Olympic Theatre Arts is ending its Main Stage season this year with a bang.
For its final production of the 2016-2017 season, director Jim Guthrie and his cast present “Vanya and Sonia and Masha and Spike,” a Tony Award-winning 21st-century comedy written by playwright Christopher Durang.
The story revolves around three middle-aged siblings, Vanya, Sonia and Masha, and their dysfunctional relationships with one another.
Siblings Sonia and Vanya, played by Sara Nicholls and Ron Graham, live together at the ancestral family residence in Bucks County, Pennsylvania, with their cleaning woman Cassandra played by Jennifer Horton, who has “visions” and makes prophecies no one believes.

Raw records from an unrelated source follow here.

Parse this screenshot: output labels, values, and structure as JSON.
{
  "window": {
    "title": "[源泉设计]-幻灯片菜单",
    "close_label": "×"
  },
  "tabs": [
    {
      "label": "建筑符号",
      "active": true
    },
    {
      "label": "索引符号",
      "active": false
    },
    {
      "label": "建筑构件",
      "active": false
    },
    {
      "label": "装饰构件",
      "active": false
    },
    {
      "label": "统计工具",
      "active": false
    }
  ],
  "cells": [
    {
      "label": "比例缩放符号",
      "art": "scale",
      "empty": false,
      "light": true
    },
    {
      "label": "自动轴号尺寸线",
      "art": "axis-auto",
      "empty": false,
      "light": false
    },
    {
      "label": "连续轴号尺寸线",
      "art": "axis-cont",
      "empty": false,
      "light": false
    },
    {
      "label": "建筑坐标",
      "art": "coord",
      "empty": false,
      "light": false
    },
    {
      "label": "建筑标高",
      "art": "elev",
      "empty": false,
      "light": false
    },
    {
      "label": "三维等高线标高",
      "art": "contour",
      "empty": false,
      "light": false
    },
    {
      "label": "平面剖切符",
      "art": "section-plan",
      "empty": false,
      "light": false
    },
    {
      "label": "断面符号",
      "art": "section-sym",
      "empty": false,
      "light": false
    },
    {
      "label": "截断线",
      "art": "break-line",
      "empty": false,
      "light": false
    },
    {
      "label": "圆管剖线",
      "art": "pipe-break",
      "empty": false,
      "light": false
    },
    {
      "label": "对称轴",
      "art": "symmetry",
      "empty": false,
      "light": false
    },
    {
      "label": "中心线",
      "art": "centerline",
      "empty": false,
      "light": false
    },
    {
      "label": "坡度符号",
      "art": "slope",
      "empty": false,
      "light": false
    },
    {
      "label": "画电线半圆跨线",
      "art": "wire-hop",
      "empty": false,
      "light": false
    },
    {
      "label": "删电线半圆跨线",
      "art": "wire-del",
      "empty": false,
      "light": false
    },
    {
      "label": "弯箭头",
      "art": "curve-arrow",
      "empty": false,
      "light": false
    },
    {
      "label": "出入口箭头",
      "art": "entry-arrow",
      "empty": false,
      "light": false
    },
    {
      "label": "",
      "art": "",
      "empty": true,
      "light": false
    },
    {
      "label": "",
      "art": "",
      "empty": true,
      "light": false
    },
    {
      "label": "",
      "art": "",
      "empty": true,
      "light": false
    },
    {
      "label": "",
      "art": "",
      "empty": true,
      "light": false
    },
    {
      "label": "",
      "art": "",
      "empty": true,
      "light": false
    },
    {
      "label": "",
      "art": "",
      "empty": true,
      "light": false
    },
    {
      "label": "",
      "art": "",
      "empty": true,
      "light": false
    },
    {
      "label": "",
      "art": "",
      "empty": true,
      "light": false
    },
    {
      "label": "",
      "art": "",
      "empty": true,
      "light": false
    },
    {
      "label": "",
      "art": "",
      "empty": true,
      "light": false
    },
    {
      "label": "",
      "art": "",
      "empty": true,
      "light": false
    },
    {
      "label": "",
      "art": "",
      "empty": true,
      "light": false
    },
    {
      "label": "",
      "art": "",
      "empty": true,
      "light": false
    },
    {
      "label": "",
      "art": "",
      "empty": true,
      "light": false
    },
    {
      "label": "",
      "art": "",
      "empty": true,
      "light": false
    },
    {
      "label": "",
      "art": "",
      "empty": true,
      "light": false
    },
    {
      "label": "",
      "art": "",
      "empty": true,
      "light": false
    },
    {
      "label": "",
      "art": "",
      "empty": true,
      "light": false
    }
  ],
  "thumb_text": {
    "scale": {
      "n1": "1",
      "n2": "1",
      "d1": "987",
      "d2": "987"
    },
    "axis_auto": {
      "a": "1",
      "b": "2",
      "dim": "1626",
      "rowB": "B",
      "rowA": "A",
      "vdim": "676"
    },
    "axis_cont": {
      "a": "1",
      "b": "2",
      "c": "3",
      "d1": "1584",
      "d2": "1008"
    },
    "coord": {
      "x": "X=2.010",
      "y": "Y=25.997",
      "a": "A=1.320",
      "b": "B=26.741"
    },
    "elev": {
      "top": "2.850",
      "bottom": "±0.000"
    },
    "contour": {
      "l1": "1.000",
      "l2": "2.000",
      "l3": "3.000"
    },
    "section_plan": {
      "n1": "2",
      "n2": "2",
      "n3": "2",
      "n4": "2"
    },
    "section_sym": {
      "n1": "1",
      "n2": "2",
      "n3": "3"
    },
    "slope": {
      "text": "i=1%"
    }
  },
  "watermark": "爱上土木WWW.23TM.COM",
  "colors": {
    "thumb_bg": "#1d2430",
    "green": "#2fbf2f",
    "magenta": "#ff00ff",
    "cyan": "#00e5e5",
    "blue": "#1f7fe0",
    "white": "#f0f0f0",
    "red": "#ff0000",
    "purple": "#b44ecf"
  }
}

When movie star sister Masha, played by Angela Poynter, shows up at the family residence with her 29-year-old “boy toy” Spike, it makes for one big hilarious family.
“We’re both fans of Christopher Durang,” Graham said of himself and his wife Poynter.
“His sense of humor is just about as sick and twisted as ours is,” Graham laughed.
“For an actor, it’s just a gift to get these kinds of characters,” Poynter said.
The dialogue between the modern characters is synonymous with conversations audience members might have with their siblings outside the theater. Guthrie refers to the play as what his drama professors would call, “a comedy of manners.”
“Because of Durang’s dark and quirky sense of humor, those manners include a healthy helping of bad — in fact, bad manners in this play out-number the good,” Guthrie said.
Guthrie added that many of the characters’ names — Vanya, Sonia and Masha — in this play are influenced from Russian playwright Anton Chekhov. There also are several situations in the story that are Chekhovian although the original playwright and Guthrie say the audience does not need to know Chekhov to enjoy it.
“The most important thing is that Durang is just plain funny,” Guthrie said in an Olympic Theatre Arts press release.
“I almost guarantee if (attendees) don’t see themselves as one of the characters in the play, they’re going to definitely see somebody they know,” Graham said.
The comedy opens June 9 and runs for three weekends through June 25 with showings at 7:30 p.m. Fridays and Saturdays and 2 p.m. Sundays at the Olympic Theatre Arts Center, 414 N. Sequim Ave.
Tickets are now on sale online at www.olympictheatrearts.org or through the theater box office, open 1-5 p.m., Monday-Friday.